_Material for the task_.
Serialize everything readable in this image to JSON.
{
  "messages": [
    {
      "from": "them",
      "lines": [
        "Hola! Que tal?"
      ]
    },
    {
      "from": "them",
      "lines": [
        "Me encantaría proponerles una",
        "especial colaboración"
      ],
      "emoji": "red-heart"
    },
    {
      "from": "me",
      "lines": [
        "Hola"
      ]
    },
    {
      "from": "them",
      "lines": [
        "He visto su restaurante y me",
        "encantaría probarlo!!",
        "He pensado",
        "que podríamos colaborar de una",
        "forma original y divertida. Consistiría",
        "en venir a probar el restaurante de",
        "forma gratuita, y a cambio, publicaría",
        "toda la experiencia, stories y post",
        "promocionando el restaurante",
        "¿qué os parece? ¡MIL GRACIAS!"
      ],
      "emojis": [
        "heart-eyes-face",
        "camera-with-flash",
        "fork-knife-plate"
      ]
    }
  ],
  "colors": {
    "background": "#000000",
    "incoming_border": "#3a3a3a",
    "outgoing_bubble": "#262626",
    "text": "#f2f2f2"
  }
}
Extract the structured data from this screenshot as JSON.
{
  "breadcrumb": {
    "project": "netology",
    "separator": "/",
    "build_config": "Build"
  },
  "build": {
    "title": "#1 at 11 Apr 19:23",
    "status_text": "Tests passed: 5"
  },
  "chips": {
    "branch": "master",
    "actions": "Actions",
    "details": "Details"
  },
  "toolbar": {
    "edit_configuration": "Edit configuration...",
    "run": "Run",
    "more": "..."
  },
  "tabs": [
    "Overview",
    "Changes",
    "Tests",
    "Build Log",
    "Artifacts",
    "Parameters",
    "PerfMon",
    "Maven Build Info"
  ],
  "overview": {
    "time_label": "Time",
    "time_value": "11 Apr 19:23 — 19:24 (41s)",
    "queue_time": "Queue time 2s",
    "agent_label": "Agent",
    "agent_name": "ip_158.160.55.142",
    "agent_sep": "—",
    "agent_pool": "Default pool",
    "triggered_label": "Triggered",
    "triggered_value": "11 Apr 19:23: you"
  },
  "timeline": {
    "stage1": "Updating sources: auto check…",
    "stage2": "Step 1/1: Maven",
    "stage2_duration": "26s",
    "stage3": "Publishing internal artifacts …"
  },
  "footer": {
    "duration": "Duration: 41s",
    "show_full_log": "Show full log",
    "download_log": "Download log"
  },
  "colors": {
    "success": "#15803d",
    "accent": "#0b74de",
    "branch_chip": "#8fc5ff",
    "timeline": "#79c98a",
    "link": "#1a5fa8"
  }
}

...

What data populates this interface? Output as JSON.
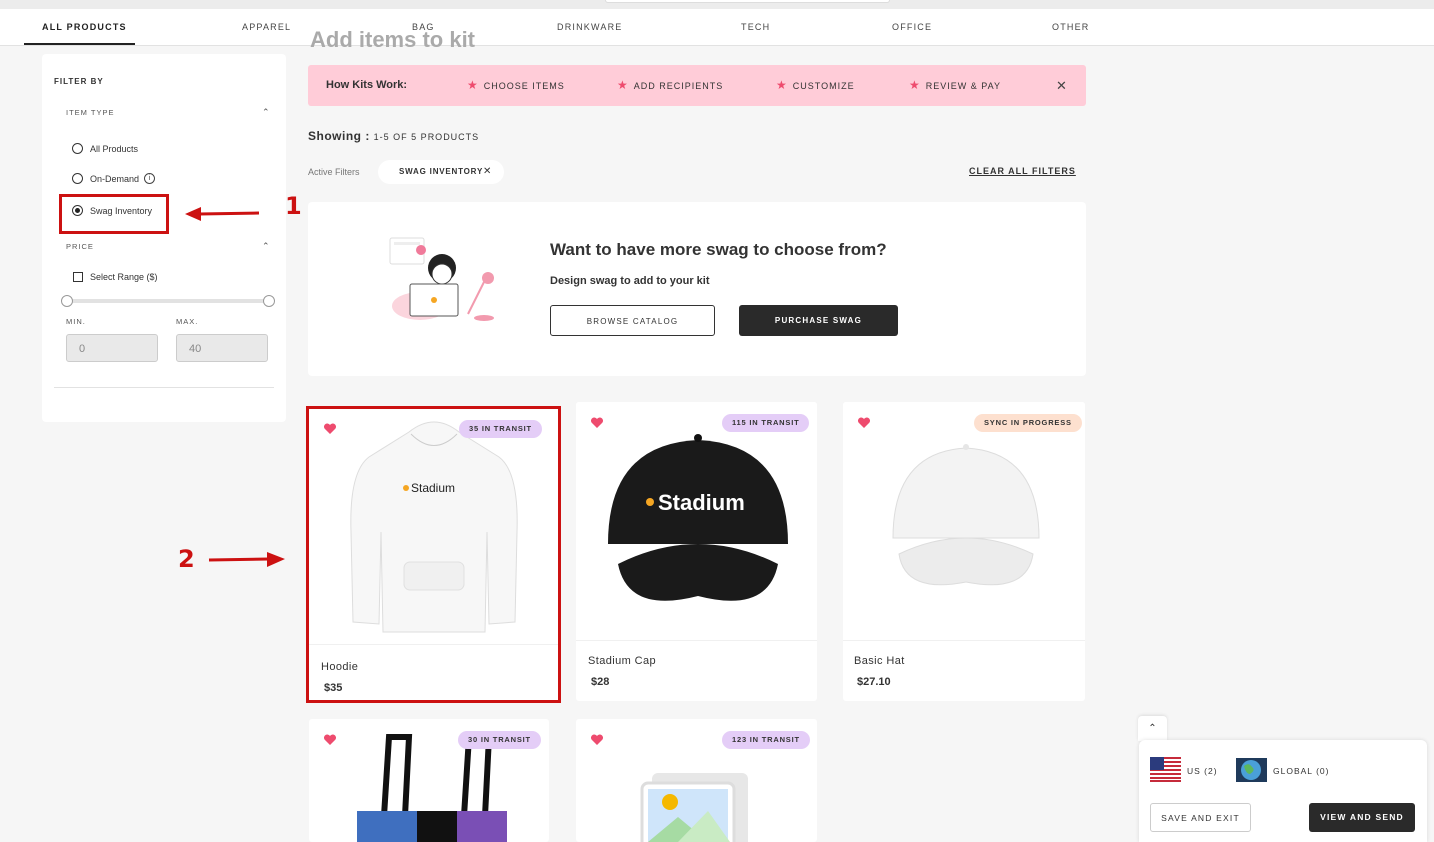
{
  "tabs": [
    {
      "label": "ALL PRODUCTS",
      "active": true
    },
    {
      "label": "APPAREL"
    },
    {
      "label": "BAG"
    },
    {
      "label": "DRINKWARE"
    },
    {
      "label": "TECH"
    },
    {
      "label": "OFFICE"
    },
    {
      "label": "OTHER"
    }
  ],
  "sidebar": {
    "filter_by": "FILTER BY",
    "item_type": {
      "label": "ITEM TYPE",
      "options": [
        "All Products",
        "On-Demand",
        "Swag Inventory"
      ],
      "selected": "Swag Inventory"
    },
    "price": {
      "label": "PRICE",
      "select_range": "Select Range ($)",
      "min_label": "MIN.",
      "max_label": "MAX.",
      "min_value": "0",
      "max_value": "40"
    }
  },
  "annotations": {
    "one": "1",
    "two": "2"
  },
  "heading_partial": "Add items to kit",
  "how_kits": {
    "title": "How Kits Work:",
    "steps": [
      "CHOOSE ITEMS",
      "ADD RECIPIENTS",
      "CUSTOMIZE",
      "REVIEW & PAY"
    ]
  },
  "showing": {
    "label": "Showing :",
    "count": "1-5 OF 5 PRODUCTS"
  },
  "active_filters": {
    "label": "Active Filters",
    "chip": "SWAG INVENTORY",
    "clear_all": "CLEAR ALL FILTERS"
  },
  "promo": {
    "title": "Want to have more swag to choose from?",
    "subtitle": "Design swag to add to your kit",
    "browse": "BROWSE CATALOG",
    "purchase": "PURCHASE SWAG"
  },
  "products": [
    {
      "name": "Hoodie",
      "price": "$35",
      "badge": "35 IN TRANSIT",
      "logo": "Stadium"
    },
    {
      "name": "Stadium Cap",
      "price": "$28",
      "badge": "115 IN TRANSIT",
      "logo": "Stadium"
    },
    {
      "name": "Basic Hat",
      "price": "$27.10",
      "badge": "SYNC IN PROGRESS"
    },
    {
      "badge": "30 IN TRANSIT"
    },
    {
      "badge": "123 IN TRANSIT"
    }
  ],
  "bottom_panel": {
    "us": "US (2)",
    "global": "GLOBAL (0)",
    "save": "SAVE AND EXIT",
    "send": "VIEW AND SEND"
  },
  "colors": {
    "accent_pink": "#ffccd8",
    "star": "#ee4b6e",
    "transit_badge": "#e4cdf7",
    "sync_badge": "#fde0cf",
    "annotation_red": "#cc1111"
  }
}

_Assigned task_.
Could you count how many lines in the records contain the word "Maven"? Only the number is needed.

_Task answer_.
2